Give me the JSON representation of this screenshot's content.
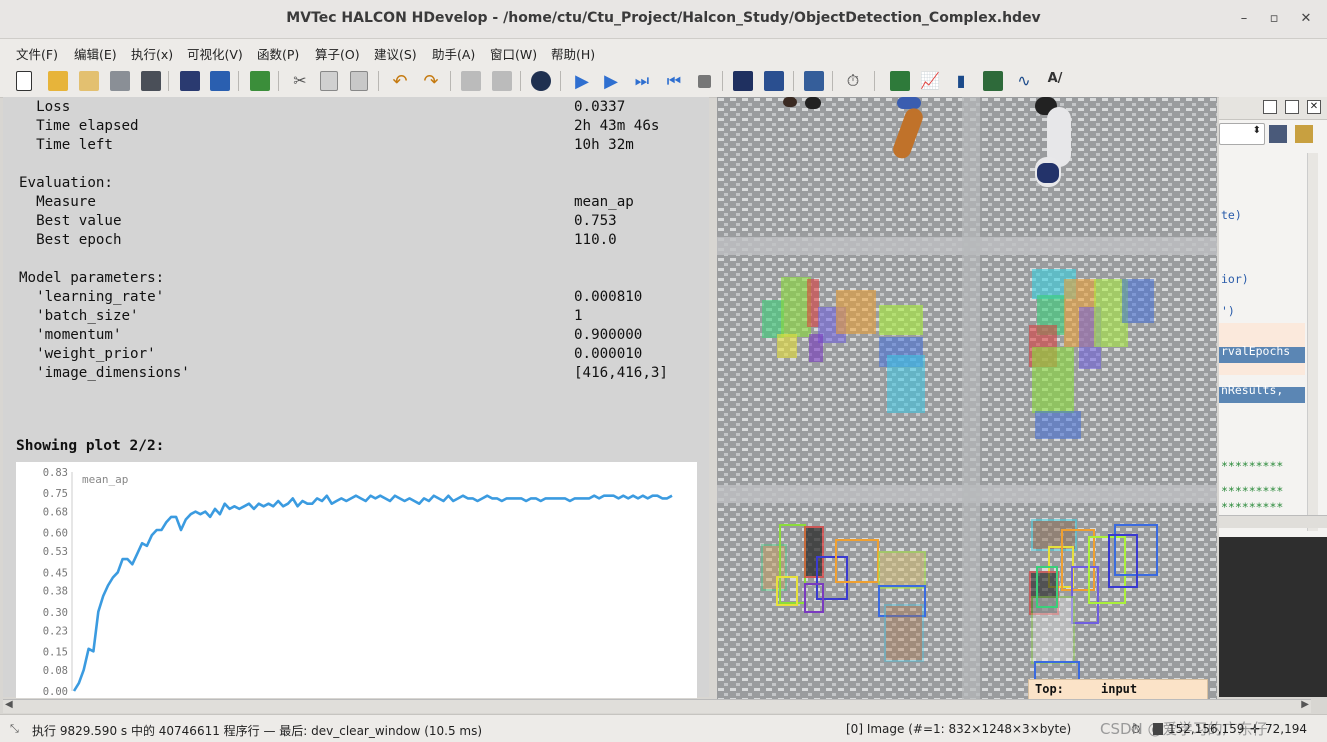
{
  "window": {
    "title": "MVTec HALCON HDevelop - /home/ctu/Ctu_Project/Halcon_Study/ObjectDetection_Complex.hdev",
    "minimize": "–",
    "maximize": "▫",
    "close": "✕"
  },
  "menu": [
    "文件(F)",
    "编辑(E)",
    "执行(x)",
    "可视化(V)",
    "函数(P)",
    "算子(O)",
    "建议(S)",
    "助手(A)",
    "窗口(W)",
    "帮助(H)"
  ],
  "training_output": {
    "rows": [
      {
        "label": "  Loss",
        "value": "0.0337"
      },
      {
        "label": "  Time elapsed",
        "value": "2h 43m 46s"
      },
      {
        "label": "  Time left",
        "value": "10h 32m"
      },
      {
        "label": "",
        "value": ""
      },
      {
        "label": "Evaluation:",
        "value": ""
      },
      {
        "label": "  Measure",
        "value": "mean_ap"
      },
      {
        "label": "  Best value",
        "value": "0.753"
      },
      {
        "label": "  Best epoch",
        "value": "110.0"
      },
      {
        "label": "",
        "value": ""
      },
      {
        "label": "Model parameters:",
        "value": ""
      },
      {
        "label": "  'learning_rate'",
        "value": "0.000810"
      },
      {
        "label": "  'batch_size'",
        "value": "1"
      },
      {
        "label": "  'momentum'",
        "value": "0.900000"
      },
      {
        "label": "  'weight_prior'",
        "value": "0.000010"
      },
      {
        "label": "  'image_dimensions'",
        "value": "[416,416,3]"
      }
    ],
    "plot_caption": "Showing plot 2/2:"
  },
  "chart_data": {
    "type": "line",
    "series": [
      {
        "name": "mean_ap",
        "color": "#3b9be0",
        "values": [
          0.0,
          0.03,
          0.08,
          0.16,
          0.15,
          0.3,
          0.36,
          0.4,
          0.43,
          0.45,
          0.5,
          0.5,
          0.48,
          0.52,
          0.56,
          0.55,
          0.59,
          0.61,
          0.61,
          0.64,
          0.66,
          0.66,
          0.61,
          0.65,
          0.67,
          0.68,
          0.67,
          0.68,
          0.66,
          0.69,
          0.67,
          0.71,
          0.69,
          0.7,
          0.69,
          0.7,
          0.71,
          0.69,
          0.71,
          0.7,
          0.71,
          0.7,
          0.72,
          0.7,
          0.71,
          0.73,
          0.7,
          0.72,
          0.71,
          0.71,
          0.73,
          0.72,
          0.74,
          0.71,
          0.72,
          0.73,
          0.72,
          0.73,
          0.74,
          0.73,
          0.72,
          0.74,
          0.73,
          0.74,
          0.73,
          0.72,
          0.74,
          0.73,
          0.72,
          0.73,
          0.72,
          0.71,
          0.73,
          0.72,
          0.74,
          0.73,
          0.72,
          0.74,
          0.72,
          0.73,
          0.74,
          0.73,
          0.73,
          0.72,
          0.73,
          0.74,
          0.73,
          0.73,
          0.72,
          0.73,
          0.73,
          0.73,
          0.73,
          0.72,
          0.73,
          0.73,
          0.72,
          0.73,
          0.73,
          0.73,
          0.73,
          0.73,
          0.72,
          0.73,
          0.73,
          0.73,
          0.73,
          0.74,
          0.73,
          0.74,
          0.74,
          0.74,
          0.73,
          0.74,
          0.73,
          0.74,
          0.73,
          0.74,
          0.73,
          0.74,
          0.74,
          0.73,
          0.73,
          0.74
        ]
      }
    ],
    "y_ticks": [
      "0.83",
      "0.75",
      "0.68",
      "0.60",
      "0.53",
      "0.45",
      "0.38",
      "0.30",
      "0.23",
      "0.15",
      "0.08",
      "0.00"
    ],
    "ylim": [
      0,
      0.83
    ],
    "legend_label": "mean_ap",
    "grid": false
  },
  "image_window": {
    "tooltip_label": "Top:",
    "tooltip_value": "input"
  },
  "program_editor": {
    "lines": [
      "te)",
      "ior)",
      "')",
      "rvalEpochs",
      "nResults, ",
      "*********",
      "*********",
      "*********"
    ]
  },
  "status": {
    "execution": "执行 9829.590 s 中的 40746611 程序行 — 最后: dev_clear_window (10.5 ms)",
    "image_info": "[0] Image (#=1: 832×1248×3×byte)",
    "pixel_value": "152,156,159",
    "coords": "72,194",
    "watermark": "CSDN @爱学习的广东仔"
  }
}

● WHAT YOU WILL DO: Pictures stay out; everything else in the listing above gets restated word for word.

● THE COMPLETED TASK:
Give me the JSON representation of this screenshot's content.
{
  "window": {
    "title": "MVTec HALCON HDevelop - /home/ctu/Ctu_Project/Halcon_Study/ObjectDetection_Complex.hdev",
    "minimize": "–",
    "maximize": "▫",
    "close": "✕"
  },
  "menu": [
    "文件(F)",
    "编辑(E)",
    "执行(x)",
    "可视化(V)",
    "函数(P)",
    "算子(O)",
    "建议(S)",
    "助手(A)",
    "窗口(W)",
    "帮助(H)"
  ],
  "training_output": {
    "rows": [
      {
        "label": "  Loss",
        "value": "0.0337"
      },
      {
        "label": "  Time elapsed",
        "value": "2h 43m 46s"
      },
      {
        "label": "  Time left",
        "value": "10h 32m"
      },
      {
        "label": "",
        "value": ""
      },
      {
        "label": "Evaluation:",
        "value": ""
      },
      {
        "label": "  Measure",
        "value": "mean_ap"
      },
      {
        "label": "  Best value",
        "value": "0.753"
      },
      {
        "label": "  Best epoch",
        "value": "110.0"
      },
      {
        "label": "",
        "value": ""
      },
      {
        "label": "Model parameters:",
        "value": ""
      },
      {
        "label": "  'learning_rate'",
        "value": "0.000810"
      },
      {
        "label": "  'batch_size'",
        "value": "1"
      },
      {
        "label": "  'momentum'",
        "value": "0.900000"
      },
      {
        "label": "  'weight_prior'",
        "value": "0.000010"
      },
      {
        "label": "  'image_dimensions'",
        "value": "[416,416,3]"
      }
    ],
    "plot_caption": "Showing plot 2/2:"
  },
  "chart_data": {
    "type": "line",
    "series": [
      {
        "name": "mean_ap",
        "color": "#3b9be0",
        "values": [
          0.0,
          0.03,
          0.08,
          0.16,
          0.15,
          0.3,
          0.36,
          0.4,
          0.43,
          0.45,
          0.5,
          0.5,
          0.48,
          0.52,
          0.56,
          0.55,
          0.59,
          0.61,
          0.61,
          0.64,
          0.66,
          0.66,
          0.61,
          0.65,
          0.67,
          0.68,
          0.67,
          0.68,
          0.66,
          0.69,
          0.67,
          0.71,
          0.69,
          0.7,
          0.69,
          0.7,
          0.71,
          0.69,
          0.71,
          0.7,
          0.71,
          0.7,
          0.72,
          0.7,
          0.71,
          0.73,
          0.7,
          0.72,
          0.71,
          0.71,
          0.73,
          0.72,
          0.74,
          0.71,
          0.72,
          0.73,
          0.72,
          0.73,
          0.74,
          0.73,
          0.72,
          0.74,
          0.73,
          0.74,
          0.73,
          0.72,
          0.74,
          0.73,
          0.72,
          0.73,
          0.72,
          0.71,
          0.73,
          0.72,
          0.74,
          0.73,
          0.72,
          0.74,
          0.72,
          0.73,
          0.74,
          0.73,
          0.73,
          0.72,
          0.73,
          0.74,
          0.73,
          0.73,
          0.72,
          0.73,
          0.73,
          0.73,
          0.73,
          0.72,
          0.73,
          0.73,
          0.72,
          0.73,
          0.73,
          0.73,
          0.73,
          0.73,
          0.72,
          0.73,
          0.73,
          0.73,
          0.73,
          0.74,
          0.73,
          0.74,
          0.74,
          0.74,
          0.73,
          0.74,
          0.73,
          0.74,
          0.73,
          0.74,
          0.73,
          0.74,
          0.74,
          0.73,
          0.73,
          0.74
        ]
      }
    ],
    "y_ticks": [
      "0.83",
      "0.75",
      "0.68",
      "0.60",
      "0.53",
      "0.45",
      "0.38",
      "0.30",
      "0.23",
      "0.15",
      "0.08",
      "0.00"
    ],
    "ylim": [
      0,
      0.83
    ],
    "legend_label": "mean_ap",
    "grid": false
  },
  "image_window": {
    "tooltip_label": "Top:",
    "tooltip_value": "input"
  },
  "program_editor": {
    "lines": [
      "te)",
      "ior)",
      "')",
      "rvalEpochs",
      "nResults, ",
      "*********",
      "*********",
      "*********"
    ]
  },
  "status": {
    "execution": "执行 9829.590 s 中的 40746611 程序行 — 最后: dev_clear_window (10.5 ms)",
    "image_info": "[0] Image (#=1: 832×1248×3×byte)",
    "pixel_value": "152,156,159",
    "coords": "72,194",
    "watermark": "CSDN @爱学习的广东仔"
  }
}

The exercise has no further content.